Industry partners accelerate market entry and assist emerging technology startups in gaining traction. Unlike traditional funding, industry partners bring diverse resources to the table: commercial scale-up experience, knowledge of the industry or market, regulatory expertise, access to critical first customer relationships – the list goes on.
If you are a deep tech startup, you probably don’t need convincing about the benefits of industry collaboration – you want to know how to find the right partner and negotiate a good deal. Here are five important things to do that can help you impress industry tech scouts and forge that make-or-break partnership!
1. Do a "gap analysis"
For a partnership to really pay off, it needs to work for both sides. Do a gap analysis to figure out what you need that an ideal partner could bring to the table.
Think about it: All that a traditional early-stage investor can contribute is money, and so they seek a 10x return on heir investment, via a trade sale or IPO. But prospective industry partners aren’t looking to hand you $500K or $1 million and walk away with a $10 million gain on a sale. They’re doing it out of strategic interest – with the goal of using your technology in their products for the markets they serve – and they can also bring their existing captial or organizational resources to bear. These resource make industry partnerships a unique and powerful tool for your organization.
First, you need to work out the broad areas of your development plan. Industry tech scouts want to know what they can offer beyond simply financing your technology's development – a.k.a. which resource you need that they can provide. Do a gap analysis to understand what you're looking for in a partner: resources like equipment, consultants, a lease, or other in-kind contributions
A gap analysis can also include intangibles, not just physical equipment or analytical services. These include customers, regulatory knowledge, scale-up insights and so forth. For more information on how to do a gap analysis, make a free seedsprint profile and let us guide you through the process.)
2. Want to impress industry tech scouts? Think like a tech scout
Tech scouts are often bombarded with technology offerings and exciting new inventions. If you send them another densely written, five-page technology and business description, with ten pages of back-up slides, may not have the desired effect. (We're heard this complaint from tech scouts many times – that's why seedsprint helps startups build tech scout-friendly profiles.)
To get a dialogue going to the right way, do the following:
Value, value, value
The most effective way to get a tech scout's attention is to give them specific examples of how your technology provides unique value over existing solutions. Use an attention grabber – a simple statement that impresses and supports why your technology/company deserves a deeper look. Within the constraints of non-confidential information, don’t be afraid to get technical about what makes your technology so valuable and unique.
Help them say 'yes'
Get all the key roadblocks out in the open and share any external validation you have already received. Some tech scouts only work with technologies at a certain development stage, so share details like proof-of-concepts, lab results, and other market-readiness. Note any regulatory requirements that need to be met, if any, to bring your technology to market. State achieved milestones nice and loud, including any funding or awards received and any important publications – they are great proof of your commitment and help validate your concept and business model. Boast a little – it's part of the fun!

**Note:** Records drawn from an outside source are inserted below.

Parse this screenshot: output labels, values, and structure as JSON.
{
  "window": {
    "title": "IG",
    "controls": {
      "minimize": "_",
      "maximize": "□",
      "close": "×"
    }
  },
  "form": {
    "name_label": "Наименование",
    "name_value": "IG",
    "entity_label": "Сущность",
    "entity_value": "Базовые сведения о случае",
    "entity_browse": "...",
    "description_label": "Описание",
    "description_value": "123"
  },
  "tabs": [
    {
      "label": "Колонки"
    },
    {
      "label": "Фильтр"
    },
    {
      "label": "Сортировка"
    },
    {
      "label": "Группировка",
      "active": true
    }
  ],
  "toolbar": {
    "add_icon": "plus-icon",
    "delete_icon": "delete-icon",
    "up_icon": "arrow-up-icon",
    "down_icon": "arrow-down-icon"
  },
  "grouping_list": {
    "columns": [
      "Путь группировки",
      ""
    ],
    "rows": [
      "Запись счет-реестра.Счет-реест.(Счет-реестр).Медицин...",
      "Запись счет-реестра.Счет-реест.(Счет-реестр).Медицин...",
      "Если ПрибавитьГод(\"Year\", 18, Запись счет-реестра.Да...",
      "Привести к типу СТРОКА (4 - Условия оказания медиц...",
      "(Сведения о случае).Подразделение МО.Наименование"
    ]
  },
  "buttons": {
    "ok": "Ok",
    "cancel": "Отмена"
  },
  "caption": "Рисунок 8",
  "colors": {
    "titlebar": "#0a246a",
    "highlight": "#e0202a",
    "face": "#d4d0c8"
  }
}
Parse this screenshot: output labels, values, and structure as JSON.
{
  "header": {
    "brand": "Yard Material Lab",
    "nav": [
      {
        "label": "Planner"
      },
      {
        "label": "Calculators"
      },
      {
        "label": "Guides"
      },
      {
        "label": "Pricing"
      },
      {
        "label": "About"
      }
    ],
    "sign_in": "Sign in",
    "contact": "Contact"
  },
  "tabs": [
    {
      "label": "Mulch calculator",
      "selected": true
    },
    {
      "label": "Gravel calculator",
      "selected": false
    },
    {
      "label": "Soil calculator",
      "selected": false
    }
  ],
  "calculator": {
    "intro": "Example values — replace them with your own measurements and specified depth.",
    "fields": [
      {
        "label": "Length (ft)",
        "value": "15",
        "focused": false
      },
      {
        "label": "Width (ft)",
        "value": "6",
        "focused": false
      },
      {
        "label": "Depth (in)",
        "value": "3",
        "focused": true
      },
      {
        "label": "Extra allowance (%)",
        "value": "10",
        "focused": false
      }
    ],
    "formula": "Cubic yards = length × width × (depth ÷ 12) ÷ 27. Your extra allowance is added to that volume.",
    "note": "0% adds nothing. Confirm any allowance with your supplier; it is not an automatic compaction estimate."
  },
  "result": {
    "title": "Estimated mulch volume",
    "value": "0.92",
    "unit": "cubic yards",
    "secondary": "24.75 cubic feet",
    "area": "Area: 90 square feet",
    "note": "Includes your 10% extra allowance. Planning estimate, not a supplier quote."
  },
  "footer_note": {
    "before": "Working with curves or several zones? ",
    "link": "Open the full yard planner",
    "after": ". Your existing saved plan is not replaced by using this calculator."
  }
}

Limit your text
Be merciless with editing text. Make your message lean and mean and get it on one page – well, maybe two. No one has the time to read through lots of text, especially if they’re not yet sure about the potential fit. Stick to bullet points whenever possible and make liberal use of tables, graphs and images.
3. Find the right tech scouts with a targeted list
Most startups can produce an overwhelmingly long list of potential partners in twenty minutes. The trick is to put those companies in order of likeliness of a fit. If you’re not sure and it’s a guess, go with it. Then take your list and do some research on each of their websites. It’s not just hard factors like areas of interests, targeted markets, key innovation resources, but also their vision and culture - very important, yet often forgotten factors. See where they have research relationships, or from where they have licensed technology. It will not only be easier to collaborate with people who share your values, but you might also avoid potential misunderstandings.
4. Protect your IP
Trust is a very important part of every successful partnership, but at the same time you need to make sure that your IP is properly protected. Never disclose any sensitive information before signing an NDA. If you’re affiliated with an institution, ask the Technology Transfer Office if they have a ready-to-go form or download our free form of mutual (two-way) NDA to be used with prospective partners.
5. Use free online tools
Tech scouts come in all stripes, but they are often very hard to get through to them. Use any common point you have, shared contacts via LinkedIn, industry associations, academic connections and so forth. Seedsprint is a free online tool for emerging technologies allows your organization to make a private profile and search for and message technology scouts directly.
Any questions about how seedsprint can help you forge great industry partnerships? Just drop us a note.